> [WHAT THIS TASK INVOLVES]
Give the data below again exactly, and drop each picture from it.

=== Begin Enclosure ===

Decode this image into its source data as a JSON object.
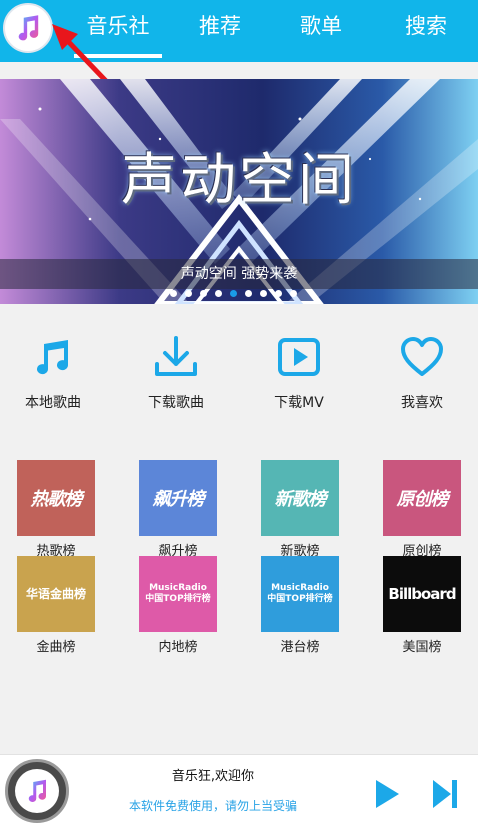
{
  "header": {
    "tabs": [
      {
        "label": "音乐社"
      },
      {
        "label": "推荐"
      },
      {
        "label": "歌单"
      },
      {
        "label": "搜索"
      }
    ],
    "app_icon": "music-note-icon"
  },
  "banner": {
    "title": "声动空间",
    "caption": "声动空间 强势来袭",
    "dot_count": 9,
    "active_dot": 4
  },
  "quick_actions": [
    {
      "label": "本地歌曲",
      "icon": "music-note-icon"
    },
    {
      "label": "下载歌曲",
      "icon": "download-icon"
    },
    {
      "label": "下载MV",
      "icon": "video-play-icon"
    },
    {
      "label": "我喜欢",
      "icon": "heart-icon"
    }
  ],
  "charts": [
    {
      "label": "热歌榜",
      "tile_text": "热歌榜",
      "color": "#c0625a"
    },
    {
      "label": "飙升榜",
      "tile_text": "飙升榜",
      "color": "#5c86d8"
    },
    {
      "label": "新歌榜",
      "tile_text": "新歌榜",
      "color": "#55b6b4"
    },
    {
      "label": "原创榜",
      "tile_text": "原创榜",
      "color": "#c9567e"
    },
    {
      "label": "金曲榜",
      "tile_text": "华语金曲榜",
      "color": "#c9a34e"
    },
    {
      "label": "内地榜",
      "tile_text_1": "MusicRadio",
      "tile_text_2": "中国TOP排行榜",
      "color": "#de5aa8"
    },
    {
      "label": "港台榜",
      "tile_text_1": "MusicRadio",
      "tile_text_2": "中国TOP排行榜",
      "color": "#2f9ddc"
    },
    {
      "label": "美国榜",
      "tile_text": "Billboard",
      "color": "#0c0c0c"
    }
  ],
  "player": {
    "title": "音乐狂,欢迎你",
    "subtitle": "本软件免费使用，请勿上当受骗",
    "accent": "#29a3e6"
  },
  "colors": {
    "header": "#11b5ea",
    "accent": "#1a9be8",
    "arrow": "#e8161c"
  }
}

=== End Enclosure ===

> [SOLUTION FOR THIS TASK]
Decode this image into its source data as a JSON object.
{
  "header": {
    "tabs": [
      {
        "label": "音乐社"
      },
      {
        "label": "推荐"
      },
      {
        "label": "歌单"
      },
      {
        "label": "搜索"
      }
    ],
    "app_icon": "music-note-icon"
  },
  "banner": {
    "title": "声动空间",
    "caption": "声动空间 强势来袭",
    "dot_count": 9,
    "active_dot": 4
  },
  "quick_actions": [
    {
      "label": "本地歌曲",
      "icon": "music-note-icon"
    },
    {
      "label": "下载歌曲",
      "icon": "download-icon"
    },
    {
      "label": "下载MV",
      "icon": "video-play-icon"
    },
    {
      "label": "我喜欢",
      "icon": "heart-icon"
    }
  ],
  "charts": [
    {
      "label": "热歌榜",
      "tile_text": "热歌榜",
      "color": "#c0625a"
    },
    {
      "label": "飙升榜",
      "tile_text": "飙升榜",
      "color": "#5c86d8"
    },
    {
      "label": "新歌榜",
      "tile_text": "新歌榜",
      "color": "#55b6b4"
    },
    {
      "label": "原创榜",
      "tile_text": "原创榜",
      "color": "#c9567e"
    },
    {
      "label": "金曲榜",
      "tile_text": "华语金曲榜",
      "color": "#c9a34e"
    },
    {
      "label": "内地榜",
      "tile_text_1": "MusicRadio",
      "tile_text_2": "中国TOP排行榜",
      "color": "#de5aa8"
    },
    {
      "label": "港台榜",
      "tile_text_1": "MusicRadio",
      "tile_text_2": "中国TOP排行榜",
      "color": "#2f9ddc"
    },
    {
      "label": "美国榜",
      "tile_text": "Billboard",
      "color": "#0c0c0c"
    }
  ],
  "player": {
    "title": "音乐狂,欢迎你",
    "subtitle": "本软件免费使用，请勿上当受骗",
    "accent": "#29a3e6"
  },
  "colors": {
    "header": "#11b5ea",
    "accent": "#1a9be8",
    "arrow": "#e8161c"
  }
}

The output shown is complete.